I have long been mystified by lovers of animals. That is not to say that I don't find animals endearing and suitable temporary companions, but I never understood the intuitive bond many animal lovers claim to have with their pets. Today I visited the Lincoln Park Zoo and made a few stops to see a few of my favorite animals. The pygmy hippo and the tiger each looked a little sluggish and morose. Again, I am not sure if they were morose. Likely I impressed that upon their otherwise inscrutable animal countenances. The pygmy hippo and the tiger deeply intrigue me every time I see them, since each of them is solitary in the wild. Being solitary and having terrain to roam and claim as one's own might be affirming for an animal. But when a solitary animals are in captivity I am compelled to wonder: does their captive state bring them great distress, or does it bring them a sense of comfort?
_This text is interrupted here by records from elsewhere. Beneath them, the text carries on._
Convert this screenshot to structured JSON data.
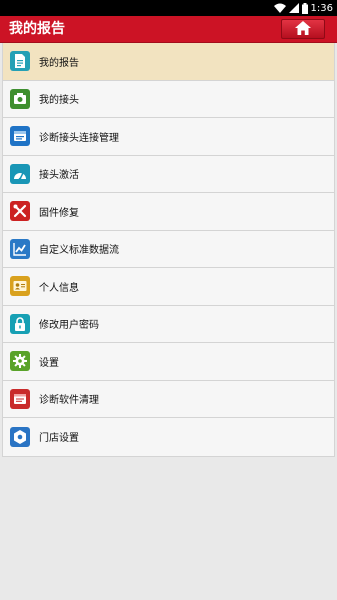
{
  "status_bar": {
    "time": "1:36"
  },
  "header": {
    "title": "我的报告",
    "home_icon": "home-icon"
  },
  "menu": {
    "items": [
      {
        "label": "我的报告",
        "icon": "report-icon",
        "color": "#25a0b5",
        "active": true
      },
      {
        "label": "我的接头",
        "icon": "connector-icon",
        "color": "#3f8f2f",
        "active": false
      },
      {
        "label": "诊断接头连接管理",
        "icon": "connection-manage-icon",
        "color": "#1f73c6",
        "active": false
      },
      {
        "label": "接头激活",
        "icon": "activate-icon",
        "color": "#1996b6",
        "active": false
      },
      {
        "label": "固件修复",
        "icon": "tools-icon",
        "color": "#cc2222",
        "active": false
      },
      {
        "label": "自定义标准数据流",
        "icon": "chart-icon",
        "color": "#2a79c6",
        "active": false
      },
      {
        "label": "个人信息",
        "icon": "id-card-icon",
        "color": "#d9a11e",
        "active": false
      },
      {
        "label": "修改用户密码",
        "icon": "lock-icon",
        "color": "#17a0b4",
        "active": false
      },
      {
        "label": "设置",
        "icon": "gear-icon",
        "color": "#5aa32a",
        "active": false
      },
      {
        "label": "诊断软件清理",
        "icon": "cleanup-icon",
        "color": "#c92b2b",
        "active": false
      },
      {
        "label": "门店设置",
        "icon": "store-settings-icon",
        "color": "#2a74c4",
        "active": false
      }
    ]
  }
}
Another way to look at this question would be to imagine if a purposefully solitary person takes greater comfort fending for himself or herself in the world or being cared for in confined surroundings by another. I suppose it would vary, though I can't help but wonder if their solitary disposition trends toward a need for self-sufficiency.
Finally, I visited my favorite zoo residents: the meerkats. Meerkats are intensely loyal and familial, and have an adorable tendency to stand on their hindquarters in an alert posture. As I was the only person in the meerkat habitat today, I had a chance to really pay attention to their actions. None of them paid much attention to me as I stood there for the better part of twenty minutes; but, as I was leaving, each of them stood on their hind legs and stared fixedly at me as I walked out. I immediately conjured some idea in my own mind as to what they might have been thinking as I left. Then it occurred to me: animal lovers do just that. What creates the special bond between man and animal is not what the animal emotionally or psychologically provides. Rather, it is what the human imaginatively conjures and impresses upon the heedless animal. Now, no doubt, animals have some intuitive capacity, as they are developed, living creatures. Yet, I doubt their capacity for actual thoughts or mature feelings, as I would think most sane people would. But the bond between man and animal is not subverted by this limitation; it is validated. The bond between man and animal is an imaginative one, and that is a fundamental human need. Our only sense of freedom is imaginative, as our material circumstances bind us in every which way. And because animals are ultimately inscrutable creatures, we are left to imagine what they must really be and how they must really feel about us. It is a beautiful thing after all.